The latest addition to this list of unique species is the slender rat, Gracilimus radix. It’s a little carnivorous rodent that spends its life foraging in the roots of trees. Genetically it is close to the Sulawesi water rat, Waiomys mamasae - a species the same team described just two years ago.
“This rat is quite different from any others, so we knew immediately in the field that we had something new - but we didn't know what its relatives were,” explains Rowe. “That's why we do a combination of genetics and morphology work on the specimens."
There’s nothing particularly outlandish about the slender rat; it has a small, elongated body and rounded face, and looks quite similar to what a young rat looks like. Still, its anatomy is so unique that it’s not just a new species - the slender rat comprises a whole new genus.
Rowe explains that the rats living on Sulawesi came from Asia over the span of millions of years, and based on where they settled they'd end up becoming different from their relatives over relatively short evolutionary timespans.

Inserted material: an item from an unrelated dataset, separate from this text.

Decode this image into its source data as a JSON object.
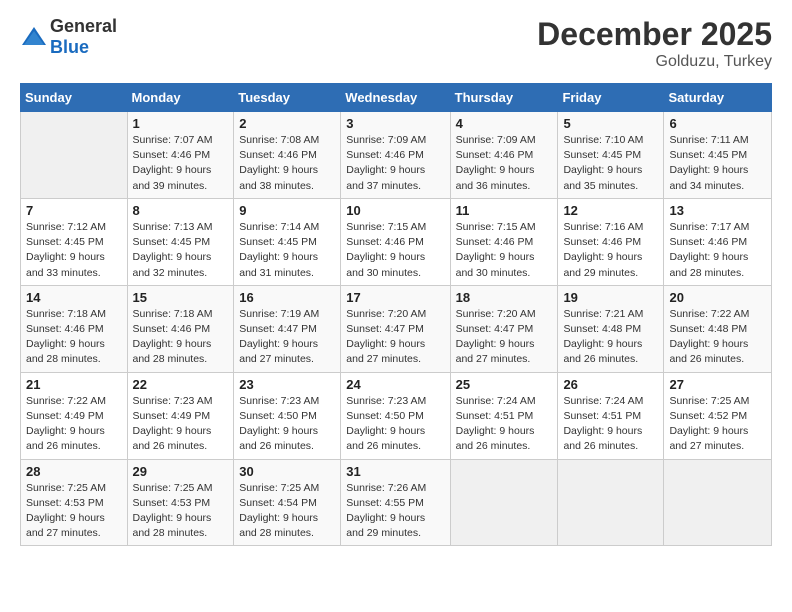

It’s the third new genus and fourth new species that’s been discovered on Mount Gandang Dewata in the past four years by the international team that includes Indonesian, Australian and US researchers.
"The degree to which we've found new species on Sulawesi really is amazing," says Rowe. The scientists are grateful for the help of the local people from the village of Rantepangko, who helped guide the researchers far into the reaches of the jungle.
Even though Sulawesi has six national parks and numerous reserves, many of these areas are threatened by increasing deforestation, and Mount Gandang Dewata has no formal protection at the moment, relying entirely on the efforts of the local population to stave off environmental threats.
Researchers are now working on tagging other wildlife in the area as well, with the hope that they'll be able to highlight the need for conservation.
Rowe’s Indonesian colleague Anang Achmadi, from Museum Zoologicum Bogoriense, is currently working on a biodiversity report for the area - the goal is to submit it to the Indonesian Departments of Forestry, National Parks and Research making the case for conservation of the area.
“Mount Gandang Dewata has exceptional conservation value for Sulawesi and Indonesia,” says Achmadi. “Through our discoveries and our ongoing surveys we hope to convince our government that it is worthy of protection.”
Update: The paper describing the new rat is online now, set to appear in the next print issue of the Journal of Mammalogy.